[DATASET CONTENT — start]
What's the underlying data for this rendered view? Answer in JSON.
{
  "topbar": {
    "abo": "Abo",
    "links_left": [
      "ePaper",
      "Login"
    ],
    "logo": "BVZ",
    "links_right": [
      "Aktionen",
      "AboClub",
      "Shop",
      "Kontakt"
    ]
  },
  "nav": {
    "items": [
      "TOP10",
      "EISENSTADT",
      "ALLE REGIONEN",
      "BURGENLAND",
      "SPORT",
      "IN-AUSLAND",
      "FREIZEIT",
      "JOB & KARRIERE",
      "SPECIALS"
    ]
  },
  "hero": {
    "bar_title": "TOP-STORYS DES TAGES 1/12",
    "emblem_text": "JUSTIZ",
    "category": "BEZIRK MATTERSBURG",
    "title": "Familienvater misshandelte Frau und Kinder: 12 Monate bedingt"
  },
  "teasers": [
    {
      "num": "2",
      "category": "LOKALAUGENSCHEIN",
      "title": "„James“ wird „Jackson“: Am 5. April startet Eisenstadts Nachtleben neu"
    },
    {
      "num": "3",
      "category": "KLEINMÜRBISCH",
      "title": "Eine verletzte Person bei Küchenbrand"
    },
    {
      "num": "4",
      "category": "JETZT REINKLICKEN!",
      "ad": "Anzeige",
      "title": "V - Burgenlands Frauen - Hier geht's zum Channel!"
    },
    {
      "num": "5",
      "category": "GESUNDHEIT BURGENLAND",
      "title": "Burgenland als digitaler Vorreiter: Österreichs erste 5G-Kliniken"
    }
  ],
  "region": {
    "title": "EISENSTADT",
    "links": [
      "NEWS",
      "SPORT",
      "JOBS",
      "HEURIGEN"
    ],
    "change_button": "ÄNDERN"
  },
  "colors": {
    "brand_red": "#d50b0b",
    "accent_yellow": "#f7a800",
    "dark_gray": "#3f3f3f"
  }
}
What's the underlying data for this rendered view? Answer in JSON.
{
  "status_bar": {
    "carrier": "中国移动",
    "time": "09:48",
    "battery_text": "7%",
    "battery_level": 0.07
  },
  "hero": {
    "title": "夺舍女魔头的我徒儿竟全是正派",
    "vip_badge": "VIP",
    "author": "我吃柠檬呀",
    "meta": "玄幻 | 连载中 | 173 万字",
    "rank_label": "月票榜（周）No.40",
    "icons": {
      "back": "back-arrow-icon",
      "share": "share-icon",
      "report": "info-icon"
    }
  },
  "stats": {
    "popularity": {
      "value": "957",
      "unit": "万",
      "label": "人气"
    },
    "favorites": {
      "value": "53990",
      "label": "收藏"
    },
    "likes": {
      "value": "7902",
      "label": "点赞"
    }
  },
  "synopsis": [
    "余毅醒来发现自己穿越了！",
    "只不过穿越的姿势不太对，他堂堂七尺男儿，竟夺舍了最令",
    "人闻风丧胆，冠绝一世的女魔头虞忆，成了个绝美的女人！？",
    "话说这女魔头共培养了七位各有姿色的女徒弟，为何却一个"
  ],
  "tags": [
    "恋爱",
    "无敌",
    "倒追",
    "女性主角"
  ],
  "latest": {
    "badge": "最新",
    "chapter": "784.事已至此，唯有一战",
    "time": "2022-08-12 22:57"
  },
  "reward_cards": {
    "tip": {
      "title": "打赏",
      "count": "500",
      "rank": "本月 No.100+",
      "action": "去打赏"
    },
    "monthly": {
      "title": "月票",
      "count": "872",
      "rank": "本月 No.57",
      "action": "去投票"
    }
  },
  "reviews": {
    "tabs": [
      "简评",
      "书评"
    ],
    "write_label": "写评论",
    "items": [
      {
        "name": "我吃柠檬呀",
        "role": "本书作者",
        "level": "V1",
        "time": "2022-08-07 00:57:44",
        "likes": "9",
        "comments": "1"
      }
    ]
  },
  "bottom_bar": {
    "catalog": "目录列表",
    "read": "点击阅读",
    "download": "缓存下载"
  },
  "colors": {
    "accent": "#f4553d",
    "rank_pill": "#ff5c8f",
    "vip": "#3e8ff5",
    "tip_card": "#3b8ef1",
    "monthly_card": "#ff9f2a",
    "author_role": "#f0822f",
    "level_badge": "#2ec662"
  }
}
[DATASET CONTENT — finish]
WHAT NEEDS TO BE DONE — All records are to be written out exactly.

ANSWER FOR THE TASK —
What's the underlying data for this rendered view? Answer in JSON.
{
  "topbar": {
    "abo": "Abo",
    "links_left": [
      "ePaper",
      "Login"
    ],
    "logo": "BVZ",
    "links_right": [
      "Aktionen",
      "AboClub",
      "Shop",
      "Kontakt"
    ]
  },
  "nav": {
    "items": [
      "TOP10",
      "EISENSTADT",
      "ALLE REGIONEN",
      "BURGENLAND",
      "SPORT",
      "IN-AUSLAND",
      "FREIZEIT",
      "JOB & KARRIERE",
      "SPECIALS"
    ]
  },
  "hero": {
    "bar_title": "TOP-STORYS DES TAGES 1/12",
    "emblem_text": "JUSTIZ",
    "category": "BEZIRK MATTERSBURG",
    "title": "Familienvater misshandelte Frau und Kinder: 12 Monate bedingt"
  },
  "teasers": [
    {
      "num": "2",
      "category": "LOKALAUGENSCHEIN",
      "title": "„James“ wird „Jackson“: Am 5. April startet Eisenstadts Nachtleben neu"
    },
    {
      "num": "3",
      "category": "KLEINMÜRBISCH",
      "title": "Eine verletzte Person bei Küchenbrand"
    },
    {
      "num": "4",
      "category": "JETZT REINKLICKEN!",
      "ad": "Anzeige",
      "title": "V - Burgenlands Frauen - Hier geht's zum Channel!"
    },
    {
      "num": "5",
      "category": "GESUNDHEIT BURGENLAND",
      "title": "Burgenland als digitaler Vorreiter: Österreichs erste 5G-Kliniken"
    }
  ],
  "region": {
    "title": "EISENSTADT",
    "links": [
      "NEWS",
      "SPORT",
      "JOBS",
      "HEURIGEN"
    ],
    "change_button": "ÄNDERN"
  },
  "colors": {
    "brand_red": "#d50b0b",
    "accent_yellow": "#f7a800",
    "dark_gray": "#3f3f3f"
  }
}
What's the underlying data for this rendered view? Answer in JSON.
{
  "status_bar": {
    "carrier": "中国移动",
    "time": "09:48",
    "battery_text": "7%",
    "battery_level": 0.07
  },
  "hero": {
    "title": "夺舍女魔头的我徒儿竟全是正派",
    "vip_badge": "VIP",
    "author": "我吃柠檬呀",
    "meta": "玄幻 | 连载中 | 173 万字",
    "rank_label": "月票榜（周）No.40",
    "icons": {
      "back": "back-arrow-icon",
      "share": "share-icon",
      "report": "info-icon"
    }
  },
  "stats": {
    "popularity": {
      "value": "957",
      "unit": "万",
      "label": "人气"
    },
    "favorites": {
      "value": "53990",
      "label": "收藏"
    },
    "likes": {
      "value": "7902",
      "label": "点赞"
    }
  },
  "synopsis": [
    "余毅醒来发现自己穿越了！",
    "只不过穿越的姿势不太对，他堂堂七尺男儿，竟夺舍了最令",
    "人闻风丧胆，冠绝一世的女魔头虞忆，成了个绝美的女人！？",
    "话说这女魔头共培养了七位各有姿色的女徒弟，为何却一个"
  ],
  "tags": [
    "恋爱",
    "无敌",
    "倒追",
    "女性主角"
  ],
  "latest": {
    "badge": "最新",
    "chapter": "784.事已至此，唯有一战",
    "time": "2022-08-12 22:57"
  },
  "reward_cards": {
    "tip": {
      "title": "打赏",
      "count": "500",
      "rank": "本月 No.100+",
      "action": "去打赏"
    },
    "monthly": {
      "title": "月票",
      "count": "872",
      "rank": "本月 No.57",
      "action": "去投票"
    }
  },
  "reviews": {
    "tabs": [
      "简评",
      "书评"
    ],
    "write_label": "写评论",
    "items": [
      {
        "name": "我吃柠檬呀",
        "role": "本书作者",
        "level": "V1",
        "time": "2022-08-07 00:57:44",
        "likes": "9",
        "comments": "1"
      }
    ]
  },
  "bottom_bar": {
    "catalog": "目录列表",
    "read": "点击阅读",
    "download": "缓存下载"
  },
  "colors": {
    "accent": "#f4553d",
    "rank_pill": "#ff5c8f",
    "vip": "#3e8ff5",
    "tip_card": "#3b8ef1",
    "monthly_card": "#ff9f2a",
    "author_role": "#f0822f",
    "level_badge": "#2ec662"
  }
}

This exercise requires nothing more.